Before this effort, the highest certified stabilized aperture-area efficiency for perovskite solar modules exceeding 30 sq. centimeters was observed to plateau at approximately 19.5 percent. To reach a higher level, the team developed a new material processing method to achieve uniform protection from defects on large-scale perovskite films, enabling the record stabilized efficiency.

“The liquid crystal strategy helps address a critical issue in the scale-up of perovskite solar cells, which demonstrates the potential for more efficient and stable solar energy generation on a larger scale, making it more robust for real-world applications,” said Yi Yang, a postdoctoral fellow in the research groups of Professors Ted Sargent and Mercouri Kanatzidis. “From a practical perspective, it underscores the limitation of applying well-established methods for small-sized devices to large-scale implementations. It highlights the necessity for developing tailored solutions to minimize performance gaps in the scale-up process.”

Yang and her colleagues reported their findings in “A Thermotropic Liquid Crystal Enables Efficient and Stable Perovskite Solar Modules,” published January 18 in Nature Energy. Yang was the paper’s lead author. Sargent, Lynn Hopton Davis and Greg Davis Professor of Chemistry and Professor of Electrical and Computer Engineering; Bin Chen, research assistant professor; Kanatzidis, Charles E. and Emma H. Morrison Professor of Chemistry and (by courtesy) professor of materials science and engineering; and Mohammad Khaja Nazeeruddin, professor emeritus at École Polytechnique fédérale de Lausanne, were the study’s co-corresponding authors. Mark Hersam, Walter P. Murphy Professor and Chair of Materials Science and Engineering, also contributed to the research.
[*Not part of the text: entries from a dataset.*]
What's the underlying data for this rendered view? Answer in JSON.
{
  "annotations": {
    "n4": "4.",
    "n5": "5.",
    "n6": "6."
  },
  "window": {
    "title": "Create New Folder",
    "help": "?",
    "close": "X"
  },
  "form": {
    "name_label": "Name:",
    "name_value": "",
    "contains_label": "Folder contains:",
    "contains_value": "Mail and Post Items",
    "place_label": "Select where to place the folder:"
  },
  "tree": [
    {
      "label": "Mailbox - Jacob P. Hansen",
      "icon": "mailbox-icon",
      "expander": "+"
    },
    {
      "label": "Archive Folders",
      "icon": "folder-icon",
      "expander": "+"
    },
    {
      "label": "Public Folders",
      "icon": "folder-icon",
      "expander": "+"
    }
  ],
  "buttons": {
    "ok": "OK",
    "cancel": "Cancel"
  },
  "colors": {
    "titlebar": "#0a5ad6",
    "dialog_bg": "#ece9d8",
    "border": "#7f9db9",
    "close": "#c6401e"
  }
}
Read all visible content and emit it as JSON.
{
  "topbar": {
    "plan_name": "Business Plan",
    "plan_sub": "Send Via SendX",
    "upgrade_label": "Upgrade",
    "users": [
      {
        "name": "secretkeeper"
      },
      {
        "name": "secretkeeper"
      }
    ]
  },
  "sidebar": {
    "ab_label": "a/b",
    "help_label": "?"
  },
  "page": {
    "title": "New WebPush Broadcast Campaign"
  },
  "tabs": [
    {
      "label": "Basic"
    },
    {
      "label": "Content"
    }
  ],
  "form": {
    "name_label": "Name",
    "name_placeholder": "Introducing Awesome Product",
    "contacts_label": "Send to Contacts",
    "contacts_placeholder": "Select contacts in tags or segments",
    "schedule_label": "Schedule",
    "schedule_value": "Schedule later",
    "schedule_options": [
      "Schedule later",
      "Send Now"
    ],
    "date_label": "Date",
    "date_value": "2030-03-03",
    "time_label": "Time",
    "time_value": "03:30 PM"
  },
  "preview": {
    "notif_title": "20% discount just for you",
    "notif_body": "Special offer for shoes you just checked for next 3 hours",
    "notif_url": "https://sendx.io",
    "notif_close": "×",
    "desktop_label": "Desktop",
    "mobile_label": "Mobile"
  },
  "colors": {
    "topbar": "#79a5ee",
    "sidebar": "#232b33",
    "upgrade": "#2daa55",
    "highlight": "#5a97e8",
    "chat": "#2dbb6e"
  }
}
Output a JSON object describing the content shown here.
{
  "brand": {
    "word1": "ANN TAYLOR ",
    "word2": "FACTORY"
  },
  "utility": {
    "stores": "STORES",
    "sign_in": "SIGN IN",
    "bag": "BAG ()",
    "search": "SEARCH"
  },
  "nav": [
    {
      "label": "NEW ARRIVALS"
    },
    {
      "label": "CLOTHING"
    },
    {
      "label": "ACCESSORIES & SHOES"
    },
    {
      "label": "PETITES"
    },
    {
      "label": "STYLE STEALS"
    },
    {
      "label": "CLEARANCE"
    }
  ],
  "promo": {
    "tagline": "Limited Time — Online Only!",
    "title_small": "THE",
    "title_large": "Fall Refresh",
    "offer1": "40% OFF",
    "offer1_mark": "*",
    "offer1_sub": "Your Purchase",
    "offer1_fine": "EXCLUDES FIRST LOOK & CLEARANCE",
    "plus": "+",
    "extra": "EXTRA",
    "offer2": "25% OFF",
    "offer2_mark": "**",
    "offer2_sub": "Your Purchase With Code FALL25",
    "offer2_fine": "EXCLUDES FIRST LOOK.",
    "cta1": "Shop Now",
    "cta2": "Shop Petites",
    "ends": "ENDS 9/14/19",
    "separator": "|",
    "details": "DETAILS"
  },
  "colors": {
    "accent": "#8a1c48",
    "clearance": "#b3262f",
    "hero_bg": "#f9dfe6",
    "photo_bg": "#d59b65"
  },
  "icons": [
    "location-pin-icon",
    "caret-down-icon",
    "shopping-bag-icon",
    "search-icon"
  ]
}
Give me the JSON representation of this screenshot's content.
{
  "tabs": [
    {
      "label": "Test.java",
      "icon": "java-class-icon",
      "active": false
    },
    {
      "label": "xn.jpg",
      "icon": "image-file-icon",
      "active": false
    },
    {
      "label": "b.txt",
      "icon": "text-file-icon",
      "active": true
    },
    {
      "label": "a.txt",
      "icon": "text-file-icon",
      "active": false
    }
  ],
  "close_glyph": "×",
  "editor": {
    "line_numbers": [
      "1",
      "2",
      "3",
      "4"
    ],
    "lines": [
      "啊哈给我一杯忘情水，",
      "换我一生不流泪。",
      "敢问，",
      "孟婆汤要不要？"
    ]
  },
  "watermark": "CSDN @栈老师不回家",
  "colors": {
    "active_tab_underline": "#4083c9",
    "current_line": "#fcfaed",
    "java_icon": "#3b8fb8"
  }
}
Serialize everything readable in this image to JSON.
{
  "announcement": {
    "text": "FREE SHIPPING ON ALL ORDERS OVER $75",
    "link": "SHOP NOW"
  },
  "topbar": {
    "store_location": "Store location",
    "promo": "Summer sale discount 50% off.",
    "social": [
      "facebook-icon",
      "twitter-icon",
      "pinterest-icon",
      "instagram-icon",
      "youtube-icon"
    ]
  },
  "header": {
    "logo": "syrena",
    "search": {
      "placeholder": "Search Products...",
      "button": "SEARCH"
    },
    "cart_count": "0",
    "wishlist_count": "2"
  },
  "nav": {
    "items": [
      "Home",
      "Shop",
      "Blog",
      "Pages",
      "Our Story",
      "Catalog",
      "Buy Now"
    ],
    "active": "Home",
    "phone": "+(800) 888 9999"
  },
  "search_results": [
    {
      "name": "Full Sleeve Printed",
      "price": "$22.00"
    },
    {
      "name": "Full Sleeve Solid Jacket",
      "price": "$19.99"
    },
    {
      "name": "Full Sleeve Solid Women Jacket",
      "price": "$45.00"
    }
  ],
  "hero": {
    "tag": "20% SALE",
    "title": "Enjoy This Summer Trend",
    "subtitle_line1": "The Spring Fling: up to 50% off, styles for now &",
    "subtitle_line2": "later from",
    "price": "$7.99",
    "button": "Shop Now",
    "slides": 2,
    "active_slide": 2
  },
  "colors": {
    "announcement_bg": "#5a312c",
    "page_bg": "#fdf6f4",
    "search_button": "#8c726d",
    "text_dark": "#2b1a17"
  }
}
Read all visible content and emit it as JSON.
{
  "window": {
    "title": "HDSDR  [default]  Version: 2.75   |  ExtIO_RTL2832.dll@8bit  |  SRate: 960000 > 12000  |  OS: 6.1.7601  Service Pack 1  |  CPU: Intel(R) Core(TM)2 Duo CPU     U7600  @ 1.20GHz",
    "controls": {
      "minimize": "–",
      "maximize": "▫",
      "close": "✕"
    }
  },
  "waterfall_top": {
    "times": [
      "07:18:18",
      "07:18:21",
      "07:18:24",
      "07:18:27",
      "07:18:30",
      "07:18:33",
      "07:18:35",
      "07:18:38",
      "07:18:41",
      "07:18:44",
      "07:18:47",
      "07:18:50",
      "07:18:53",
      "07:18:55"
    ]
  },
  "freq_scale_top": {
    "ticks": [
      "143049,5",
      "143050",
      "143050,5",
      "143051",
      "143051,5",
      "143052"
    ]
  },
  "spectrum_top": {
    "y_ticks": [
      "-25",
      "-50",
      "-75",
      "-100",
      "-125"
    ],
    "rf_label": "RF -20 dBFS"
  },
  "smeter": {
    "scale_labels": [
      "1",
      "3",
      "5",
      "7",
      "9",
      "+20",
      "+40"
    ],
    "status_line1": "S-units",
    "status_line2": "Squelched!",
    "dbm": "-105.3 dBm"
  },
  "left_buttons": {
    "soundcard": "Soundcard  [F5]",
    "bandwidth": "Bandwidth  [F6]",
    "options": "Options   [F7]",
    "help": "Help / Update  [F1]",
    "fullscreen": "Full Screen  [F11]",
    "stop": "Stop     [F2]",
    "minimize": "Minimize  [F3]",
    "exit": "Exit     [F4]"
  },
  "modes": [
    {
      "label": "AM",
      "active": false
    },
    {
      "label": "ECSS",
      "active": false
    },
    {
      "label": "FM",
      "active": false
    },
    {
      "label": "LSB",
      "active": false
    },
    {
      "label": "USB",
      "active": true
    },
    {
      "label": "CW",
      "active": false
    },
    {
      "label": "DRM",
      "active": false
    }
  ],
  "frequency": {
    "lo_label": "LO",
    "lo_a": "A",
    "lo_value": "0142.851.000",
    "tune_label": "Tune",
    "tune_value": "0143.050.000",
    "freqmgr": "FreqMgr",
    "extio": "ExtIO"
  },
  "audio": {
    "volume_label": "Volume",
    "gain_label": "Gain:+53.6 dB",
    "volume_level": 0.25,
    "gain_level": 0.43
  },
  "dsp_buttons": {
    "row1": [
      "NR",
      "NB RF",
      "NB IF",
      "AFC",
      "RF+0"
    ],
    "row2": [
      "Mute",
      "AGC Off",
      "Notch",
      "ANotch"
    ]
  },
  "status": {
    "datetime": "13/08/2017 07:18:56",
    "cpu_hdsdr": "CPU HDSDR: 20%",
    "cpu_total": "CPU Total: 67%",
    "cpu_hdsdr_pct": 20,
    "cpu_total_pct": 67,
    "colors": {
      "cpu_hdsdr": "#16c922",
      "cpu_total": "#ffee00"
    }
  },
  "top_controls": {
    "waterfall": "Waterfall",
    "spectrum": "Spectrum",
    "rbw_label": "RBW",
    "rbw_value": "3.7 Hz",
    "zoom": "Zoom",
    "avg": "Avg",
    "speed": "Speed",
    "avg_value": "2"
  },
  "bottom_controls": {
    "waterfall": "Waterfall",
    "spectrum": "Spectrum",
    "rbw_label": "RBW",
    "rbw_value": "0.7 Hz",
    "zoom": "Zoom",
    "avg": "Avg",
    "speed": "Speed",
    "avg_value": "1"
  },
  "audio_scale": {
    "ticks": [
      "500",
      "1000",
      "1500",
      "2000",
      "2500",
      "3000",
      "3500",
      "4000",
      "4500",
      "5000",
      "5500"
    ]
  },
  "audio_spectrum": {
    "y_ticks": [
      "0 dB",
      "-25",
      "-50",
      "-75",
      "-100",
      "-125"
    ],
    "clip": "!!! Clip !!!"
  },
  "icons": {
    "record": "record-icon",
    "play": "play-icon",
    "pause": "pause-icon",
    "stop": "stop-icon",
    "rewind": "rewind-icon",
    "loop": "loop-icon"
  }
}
Yi Yang

Sargent and his colleagues have done extensive work into perovskites, creating strategies that could make them more efficient and potentially an alternative to silicon power production.

The liquid crystals may represent another leap forward.

Prior research on liquid crystals used them as common additives in perovskite films but overlooked their ability to change with temperatures. Their use in this fashion potentially allows the regulation of crystal growth and prevention of defects in large-area perovskite films. 

The novel idea also presents more potential applications in the future.

“This methodology can be extended to the slot-die coating process, facilitating the production of larger-area perovskite submodules,” Yang said. “Exploring the functionality and phase structure of liquid crystal molecules presents an opportunity to enhance passivation effects and bolster device stability.”